Not really. When it comes to keeping up with new software, technology, gadgets, effects or whatever, I’m a real hillbilly. I’m always the last guy to get the “new thing”, and by then it’s the “old thing”. The way that I create my work doesn’t have any bearing on new technology at all. If I come up with a concept I’ll use the tools that I have available to pull it off, that’s how I’ve always worked.
Designers are often see as reclusive characters, but you are extremely social with your web presence, both in reaching out to the fans, dealing with current issues and exposing fellow designer’s work. How important is it for you to connect with the public? Do you feel that it impacts your artistic output?
It’s really important to me, yeah. Firstly, I really like connecting with fellow creative people online because it’s a wonderful motivator for me to create new work. Surrounding yourself with like-minded peers is awesome and we tend to cheer each other on. At the same time, my work might motivate others to do the same. Then when I get asked to speak at conferences it’s the perfect chance to meet these people for real. Another aspect to my online presence is the weekly Signalnoise Broadcast where I answer questions from viewers about process stuff, client work, industry topics, etc. I think everyone should give a little back to the community, without which it would be hard for us all to find work.
The growing ease of use and availability of design software has led to an explosion of online design communities, blurring the line between professionals and enthusiasts. Is this a problem for committed, career designers?
I don’t believe so. There will always be a distinction between enthusiasts and professional designers in their caliber of work. The online design community is a sprawling, vibrant group who I love conversing with every day. Seeing so many people putting in their own time on personal projects is incredibly inspirational and I can’t get enough of it. Signalnoise would not be able to exist to the extent it does without its faithful readership brought about by the community. It’s wonderful.
Do you have any special advice to young designers trying to get noticed in the web?
Good work should come before promotion.
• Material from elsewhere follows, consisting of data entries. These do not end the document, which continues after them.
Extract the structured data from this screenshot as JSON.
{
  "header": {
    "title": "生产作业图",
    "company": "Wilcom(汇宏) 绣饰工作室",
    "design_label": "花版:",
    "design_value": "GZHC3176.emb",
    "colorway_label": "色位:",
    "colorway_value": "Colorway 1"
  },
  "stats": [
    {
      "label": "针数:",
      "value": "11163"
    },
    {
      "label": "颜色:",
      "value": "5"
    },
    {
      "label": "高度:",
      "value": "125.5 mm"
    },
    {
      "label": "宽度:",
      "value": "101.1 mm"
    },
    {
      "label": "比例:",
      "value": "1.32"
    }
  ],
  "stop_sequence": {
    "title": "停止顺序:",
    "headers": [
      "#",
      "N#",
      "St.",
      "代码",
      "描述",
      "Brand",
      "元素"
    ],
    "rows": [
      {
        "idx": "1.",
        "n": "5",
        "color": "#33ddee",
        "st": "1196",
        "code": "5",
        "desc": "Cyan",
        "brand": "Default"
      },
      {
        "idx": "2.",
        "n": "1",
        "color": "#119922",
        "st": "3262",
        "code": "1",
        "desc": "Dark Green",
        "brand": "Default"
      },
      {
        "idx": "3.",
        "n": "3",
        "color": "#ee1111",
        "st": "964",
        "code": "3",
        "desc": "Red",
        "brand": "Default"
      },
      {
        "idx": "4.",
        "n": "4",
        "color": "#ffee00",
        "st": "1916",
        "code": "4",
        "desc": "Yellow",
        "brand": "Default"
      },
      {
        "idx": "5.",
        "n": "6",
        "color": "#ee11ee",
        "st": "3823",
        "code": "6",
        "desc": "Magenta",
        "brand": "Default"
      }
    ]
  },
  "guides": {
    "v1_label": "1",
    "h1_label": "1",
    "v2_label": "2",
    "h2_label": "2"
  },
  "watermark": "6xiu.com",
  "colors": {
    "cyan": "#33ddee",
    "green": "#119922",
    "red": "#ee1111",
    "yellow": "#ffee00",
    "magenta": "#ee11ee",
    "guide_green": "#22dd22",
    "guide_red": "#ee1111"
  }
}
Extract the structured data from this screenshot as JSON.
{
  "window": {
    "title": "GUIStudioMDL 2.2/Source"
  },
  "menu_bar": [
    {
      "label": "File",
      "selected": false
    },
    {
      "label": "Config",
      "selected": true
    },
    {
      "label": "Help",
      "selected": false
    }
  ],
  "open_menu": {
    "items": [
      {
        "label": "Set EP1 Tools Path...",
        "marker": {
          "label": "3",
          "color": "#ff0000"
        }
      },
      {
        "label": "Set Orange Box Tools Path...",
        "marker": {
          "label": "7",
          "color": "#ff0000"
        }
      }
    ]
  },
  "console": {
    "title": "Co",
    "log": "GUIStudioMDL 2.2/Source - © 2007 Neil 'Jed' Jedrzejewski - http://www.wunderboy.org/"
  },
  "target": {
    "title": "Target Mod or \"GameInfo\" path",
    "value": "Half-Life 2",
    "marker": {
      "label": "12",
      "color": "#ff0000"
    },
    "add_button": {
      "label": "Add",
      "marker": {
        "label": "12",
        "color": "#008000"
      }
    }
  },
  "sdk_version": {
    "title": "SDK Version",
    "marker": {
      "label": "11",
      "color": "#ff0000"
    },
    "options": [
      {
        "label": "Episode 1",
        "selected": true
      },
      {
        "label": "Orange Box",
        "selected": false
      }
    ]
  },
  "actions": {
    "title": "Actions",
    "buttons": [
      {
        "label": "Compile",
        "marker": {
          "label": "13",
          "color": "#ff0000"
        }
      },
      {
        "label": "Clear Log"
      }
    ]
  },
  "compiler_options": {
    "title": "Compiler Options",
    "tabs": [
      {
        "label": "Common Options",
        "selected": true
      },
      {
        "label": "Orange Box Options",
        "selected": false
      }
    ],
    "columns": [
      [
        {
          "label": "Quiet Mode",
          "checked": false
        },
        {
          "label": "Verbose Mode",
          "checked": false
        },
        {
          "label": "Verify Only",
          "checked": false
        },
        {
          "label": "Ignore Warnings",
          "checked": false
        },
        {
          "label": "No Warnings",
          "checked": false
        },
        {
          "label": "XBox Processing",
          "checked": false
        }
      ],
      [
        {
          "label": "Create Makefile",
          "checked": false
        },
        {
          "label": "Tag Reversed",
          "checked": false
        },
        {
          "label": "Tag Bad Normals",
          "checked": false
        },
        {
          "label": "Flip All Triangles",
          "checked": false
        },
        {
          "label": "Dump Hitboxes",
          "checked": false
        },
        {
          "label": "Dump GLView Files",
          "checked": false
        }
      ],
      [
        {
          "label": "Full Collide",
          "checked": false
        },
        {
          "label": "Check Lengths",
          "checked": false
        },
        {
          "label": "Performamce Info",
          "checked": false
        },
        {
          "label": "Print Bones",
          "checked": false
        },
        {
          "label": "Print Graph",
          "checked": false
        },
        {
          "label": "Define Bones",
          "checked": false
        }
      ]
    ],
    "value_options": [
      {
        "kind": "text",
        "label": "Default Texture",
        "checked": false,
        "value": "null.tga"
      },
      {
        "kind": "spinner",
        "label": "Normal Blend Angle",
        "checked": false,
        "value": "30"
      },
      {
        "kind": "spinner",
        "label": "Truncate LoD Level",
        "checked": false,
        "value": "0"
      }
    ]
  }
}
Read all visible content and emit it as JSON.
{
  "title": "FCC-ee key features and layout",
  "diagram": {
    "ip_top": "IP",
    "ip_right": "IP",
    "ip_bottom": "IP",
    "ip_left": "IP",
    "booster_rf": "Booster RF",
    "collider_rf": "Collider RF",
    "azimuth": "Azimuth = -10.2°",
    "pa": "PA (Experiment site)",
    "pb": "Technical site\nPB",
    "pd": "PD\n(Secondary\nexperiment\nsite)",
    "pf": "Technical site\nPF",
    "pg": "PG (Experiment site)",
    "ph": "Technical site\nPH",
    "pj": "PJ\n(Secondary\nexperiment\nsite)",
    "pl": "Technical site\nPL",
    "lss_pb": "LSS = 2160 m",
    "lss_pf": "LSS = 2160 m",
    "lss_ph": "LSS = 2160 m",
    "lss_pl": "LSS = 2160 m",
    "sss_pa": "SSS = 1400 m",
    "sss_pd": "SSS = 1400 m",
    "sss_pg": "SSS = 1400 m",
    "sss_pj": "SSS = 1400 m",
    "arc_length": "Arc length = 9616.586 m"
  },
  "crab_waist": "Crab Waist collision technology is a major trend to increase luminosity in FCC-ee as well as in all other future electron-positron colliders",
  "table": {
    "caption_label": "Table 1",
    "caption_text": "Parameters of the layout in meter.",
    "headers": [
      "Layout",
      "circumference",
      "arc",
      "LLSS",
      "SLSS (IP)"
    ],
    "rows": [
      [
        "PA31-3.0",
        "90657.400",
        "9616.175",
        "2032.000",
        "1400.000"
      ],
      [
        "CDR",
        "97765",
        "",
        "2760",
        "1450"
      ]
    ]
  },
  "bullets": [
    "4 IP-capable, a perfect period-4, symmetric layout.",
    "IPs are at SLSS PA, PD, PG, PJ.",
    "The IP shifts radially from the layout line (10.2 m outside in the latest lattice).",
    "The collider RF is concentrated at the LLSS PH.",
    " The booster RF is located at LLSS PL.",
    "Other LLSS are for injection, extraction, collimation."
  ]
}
Focus your efforts on getting better before you start trying to get people to your site. Forgot about “getting noticed”, that’s a by-product of having a solid portfolio, a good work ethic, and a positive attitude. Having a bunch of Twitter followers doesn’t make you a good designer. When you truly know your tools and create your own concepts, people will notice.